from The American Heritage® Dictionary of the English Language, 4th Edition
- n. A short-barreled pistol that has a large bore and is small enough to be carried in a pocket.
from Wiktionary, Creative Commons Attribution/Share-Alike License
- n. A type of very small, concealable pistol with one or two barrels, but without any loading system or magazine.
from the GNU version of the Collaborative International Dictionary of English
- n. A kind of short-barreled pocket pistol, of very large caliber, often carrying a half-ounce ball.
from The Century Dictionary and Cyclopedia
- n. A short-barreled pistol of large caliber, very efficient at short range.
from WordNet 3.0 Copyright 2006 by Princeton University. All rights reserved.
- n. a pocket pistol of large caliber with a short barrel
On this side of the Atlantic, nearly any small pocket pistol is now called a derringer, from Henry Deringer's short-barreled muzzle-loader.
a pair of pistols; the word, which is still popular, being a corruption of the Persian "Tabáncheh" = a slap or blow, even as the French call a derringer coup de poing.
When a steamboat known to be carrying smallpox attempted to unload its passengers, Dumont aimed her derringer pistol at the captain and fired two shots into the deck just inches from his feet.
How about a derringer chambered for a 105mm howitzer round.
He found a loaded two shot .22 derringer pistol as part of the buckle.
So instead, a 12ga derringer with an 8 ceramic barrel.
In the theater's museum is the real Booth derringer.
Here's the exact replica of the .44-caliber derringer Booth used.
As for that final rite of "centrism" - the hit job - Mr. Schoen's editorial demonstrates that he'll happily don the ankle holster and squeeze off a round from his derringer whenever the signal's given.

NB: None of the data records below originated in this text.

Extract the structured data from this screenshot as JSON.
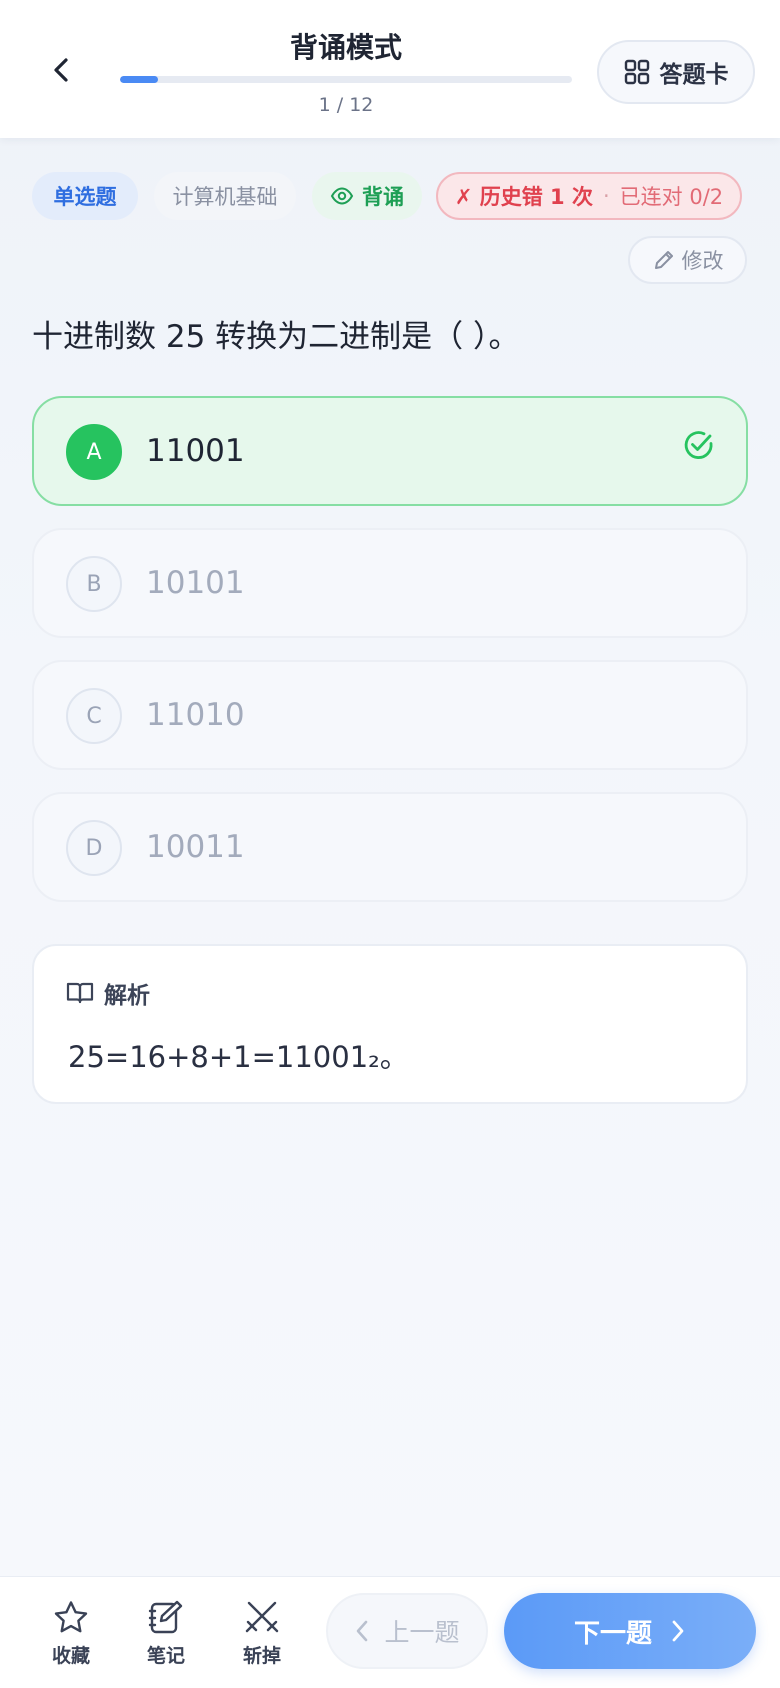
{
  "header": {
    "title": "背诵模式",
    "progress_text": "1 / 12",
    "progress_fraction": 0.0833,
    "answer_card_label": "答题卡"
  },
  "tags": {
    "type": "单选题",
    "subject": "计算机基础",
    "mode": "背诵",
    "history_error": "✗ 历史错 1 次",
    "separator": "·",
    "streak": "已连对 0/2"
  },
  "edit_label": "修改",
  "question": "十进制数 25 转换为二进制是（ ）。",
  "options": [
    {
      "letter": "A",
      "text": "11001",
      "correct": true
    },
    {
      "letter": "B",
      "text": "10101",
      "correct": false
    },
    {
      "letter": "C",
      "text": "11010",
      "correct": false
    },
    {
      "letter": "D",
      "text": "10011",
      "correct": false
    }
  ],
  "analysis": {
    "title": "解析",
    "body": "25=16+8+1=11001₂。"
  },
  "bottom": {
    "favorite": "收藏",
    "note": "笔记",
    "remove": "斩掉",
    "prev": "上一题",
    "next": "下一题"
  },
  "colors": {
    "accent": "#4a8af4",
    "correct": "#26c35f",
    "error": "#e0414e"
  }
}
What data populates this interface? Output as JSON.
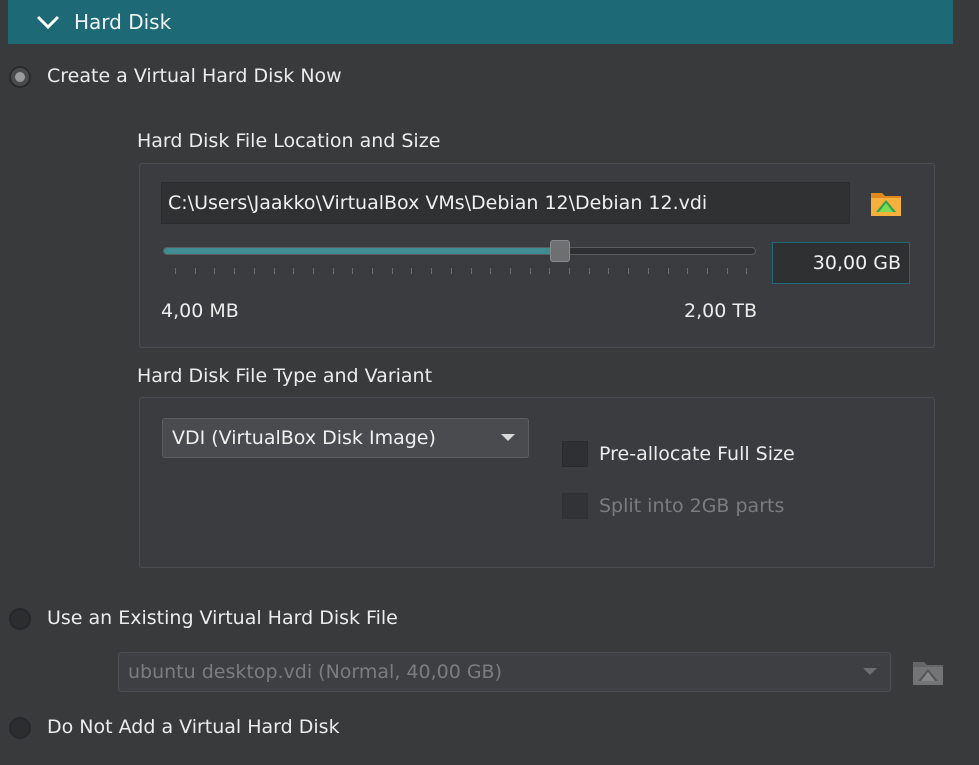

There could be a day when the teachers pet comes in with derringer because the teacher only gave her an “A” instead of an “A+”, happens too often here in the states, what then, wait for the slug to penetrate? by a failed 11+. and survived. on April 1, 2010 at 8: 17 pm Simon Hugh